7. Court’s Discretion: Ultimately, the court has the discretion to decide how the papers should be served. The judge will consider the circumstances and the efforts made to serve the papers before determining the appropriate course of action.
Now let’s address some frequently asked questions related to the topic:
FAQs about Serving Court Papers
1. What are court papers?
Court papers are legal documents that initiate a lawsuit or notify individuals of their involvement in a legal matter. They can include complaints, summonses, subpoenas, and other legal notices.
2. Who is responsible for serving court papers?
In most cases, a process server or an authorized individual is responsible for serving court papers. However, some jurisdictions allow personal delivery by the plaintiff or their attorney.
3. What happens if I can’t find the person to be served?
If you cannot locate the person to be served, you can hire a professional process server or seek assistance from the court to explore alternative methods of service.
4. Can court papers be served by mail?
In some jurisdictions, court papers can be served by certified mail with a return receipt requested. However, this method may not be accepted in all cases, so it’s important to check with the court.
5. What is substituted service?
Substituted service involves serving court papers to another responsible person, such as a family member or co-worker, if the intended recipient cannot be found or is avoiding service.
6. Can court papers be served via email or social media?
In certain circumstances, courts may allow service of court papers via email or social media. However, this method typically requires court approval and should be used as a last resort.
7. What is service by publication?
Service by publication involves publishing a notice in a local newspaper when all other methods of service have failed. This method is typically used when the defendant’s whereabouts are unknown.
8. Can court papers be served outside of the jurisdiction?
In most cases, court papers must be served within the jurisdiction where the lawsuit is filed. However, there are exceptions, such as when the defendant has property or assets in another jurisdiction related to the case.
9. What happens if court papers are not served correctly?
If court papers are not served correctly, it can lead to delays in the legal process. The court may require proper service before proceeding with the case.
10. Can court papers be served on weekends or holidays?

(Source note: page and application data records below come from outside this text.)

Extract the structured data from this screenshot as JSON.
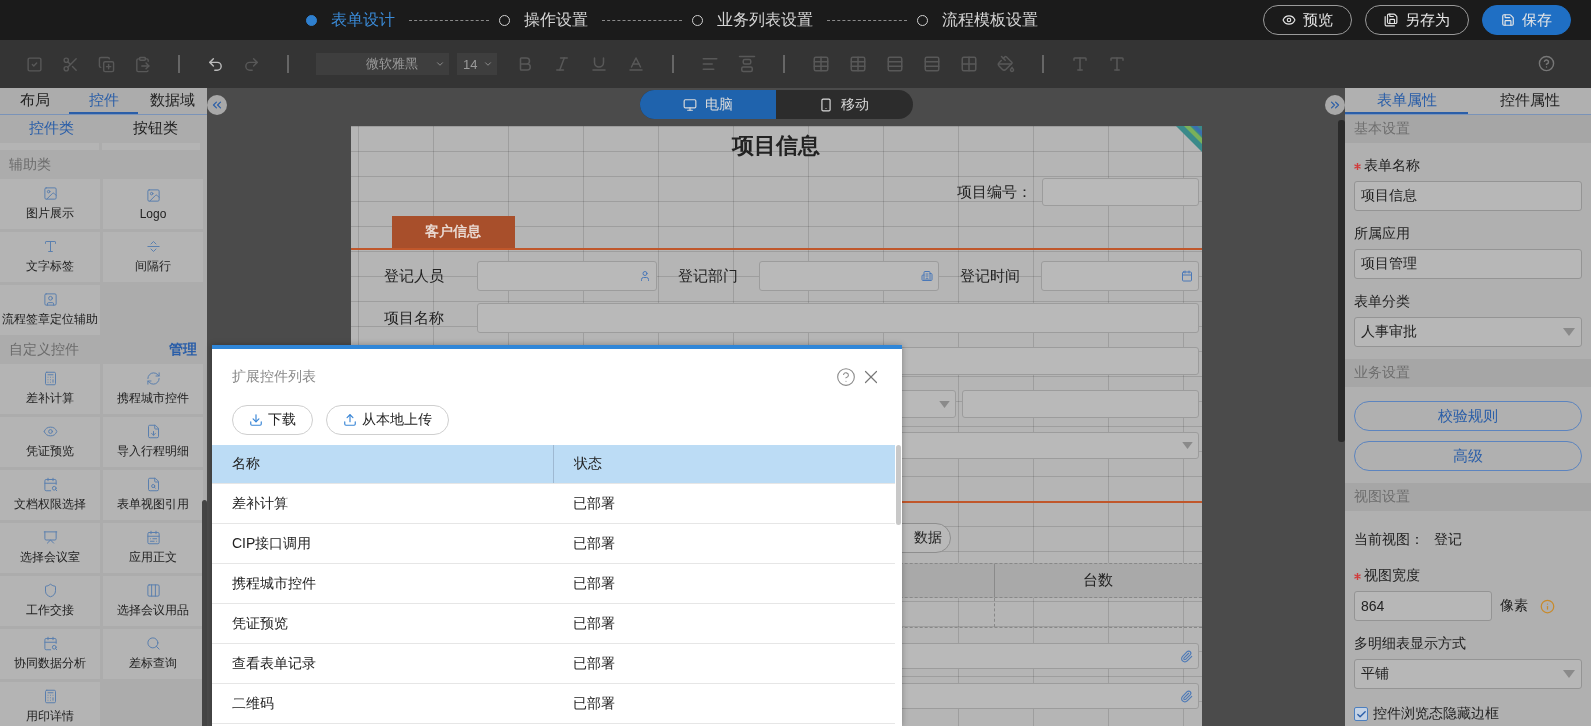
{
  "steps": [
    {
      "label": "表单设计",
      "selected": true
    },
    {
      "label": "操作设置",
      "selected": false
    },
    {
      "label": "业务列表设置",
      "selected": false
    },
    {
      "label": "流程模板设置",
      "selected": false
    }
  ],
  "header_buttons": [
    {
      "label": "预览",
      "kind": "preview"
    },
    {
      "label": "另存为",
      "kind": "saveas"
    },
    {
      "label": "保存",
      "kind": "save"
    }
  ],
  "toolbar": {
    "font": "微软雅黑",
    "size": "14"
  },
  "left_panel": {
    "tabs": [
      {
        "label": "布局",
        "selected": false
      },
      {
        "label": "控件",
        "selected": true
      },
      {
        "label": "数据域",
        "selected": false
      }
    ],
    "subtabs": [
      {
        "label": "控件类",
        "selected": true
      },
      {
        "label": "按钮类",
        "selected": false
      }
    ],
    "groups": [
      {
        "title": "辅助类",
        "items": [
          "图片展示",
          "Logo",
          "文字标签",
          "间隔行",
          "流程签章定位辅助"
        ]
      },
      {
        "title": "自定义控件",
        "action": "管理",
        "items": [
          "差补计算",
          "携程城市控件",
          "凭证预览",
          "导入行程明细",
          "文档权限选择",
          "表单视图引用",
          "选择会议室",
          "应用正文",
          "工作交接",
          "选择会议用品",
          "协同数据分析",
          "差标查询",
          "用印详情"
        ]
      }
    ]
  },
  "view_toggle": [
    {
      "label": "电脑",
      "kind": "desktop",
      "selected": true
    },
    {
      "label": "移动",
      "kind": "mobile",
      "selected": false
    }
  ],
  "form": {
    "title": "项目信息",
    "number_label": "项目编号：",
    "section": "客户信息",
    "register_fields": [
      {
        "label": "登记人员",
        "kind": "user"
      },
      {
        "label": "登记部门",
        "kind": "department"
      },
      {
        "label": "登记时间",
        "kind": "date"
      }
    ],
    "name_label": "项目名称",
    "partial_button": "数据",
    "table_header": "台数"
  },
  "right_panel": {
    "tabs": [
      {
        "label": "表单属性",
        "selected": true
      },
      {
        "label": "控件属性",
        "selected": false
      }
    ],
    "sections": [
      {
        "title": "基本设置",
        "rows": [
          {
            "kind": "input",
            "label": "表单名称",
            "required": true,
            "value": "项目信息"
          },
          {
            "kind": "input",
            "label": "所属应用",
            "required": false,
            "value": "项目管理"
          },
          {
            "kind": "select",
            "label": "表单分类",
            "required": false,
            "value": "人事审批"
          }
        ]
      },
      {
        "title": "业务设置",
        "rows": [
          {
            "kind": "button",
            "label": "校验规则"
          },
          {
            "kind": "button",
            "label": "高级"
          }
        ]
      },
      {
        "title": "视图设置",
        "rows": [
          {
            "kind": "info",
            "label": "当前视图：",
            "value": "登记"
          },
          {
            "kind": "unit-input",
            "label": "视图宽度",
            "required": true,
            "value": "864",
            "unit": "像素"
          },
          {
            "kind": "select",
            "label": "多明细表显示方式",
            "required": false,
            "value": "平铺"
          },
          {
            "kind": "checkbox",
            "label": "控件浏览态隐藏边框",
            "checked": true
          }
        ]
      }
    ]
  },
  "dialog": {
    "title": "扩展控件列表",
    "buttons": [
      {
        "label": "下载",
        "kind": "download"
      },
      {
        "label": "从本地上传",
        "kind": "upload"
      }
    ],
    "columns": [
      "名称",
      "状态"
    ],
    "rows": [
      [
        "差补计算",
        "已部署"
      ],
      [
        "CIP接口调用",
        "已部署"
      ],
      [
        "携程城市控件",
        "已部署"
      ],
      [
        "凭证预览",
        "已部署"
      ],
      [
        "查看表单记录",
        "已部署"
      ],
      [
        "二维码",
        "已部署"
      ]
    ]
  }
}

In general, court papers can be served on weekends or holidays. However, it is essential to check the specific rules and regulations of the jurisdiction where the papers are being served.
11. Can court papers be served by a friend or family member?
In some cases, court papers can be served by a friend or family member who is over 18 and not named in the lawsuit. However, it is advisable to consult with the court or an attorney to ensure compliance with legal requirements.
12. What if someone refuses to accept court papers?
If someone refuses to accept court papers, it does not invalidate the service. The process server may simply leave the papers at the individual’s feet or near them, ensuring they are aware of the documents.
In conclusion, if you are unable to serve someone court papers, it is crucial to explore alternative methods of service or seek assistance from the court. While it may cause delays, the legal process can proceed once the court is satisfied that sufficient efforts have been made to serve the papers. It is advisable to consult with an attorney or process server to navigate the complexities of serving court papers effectively.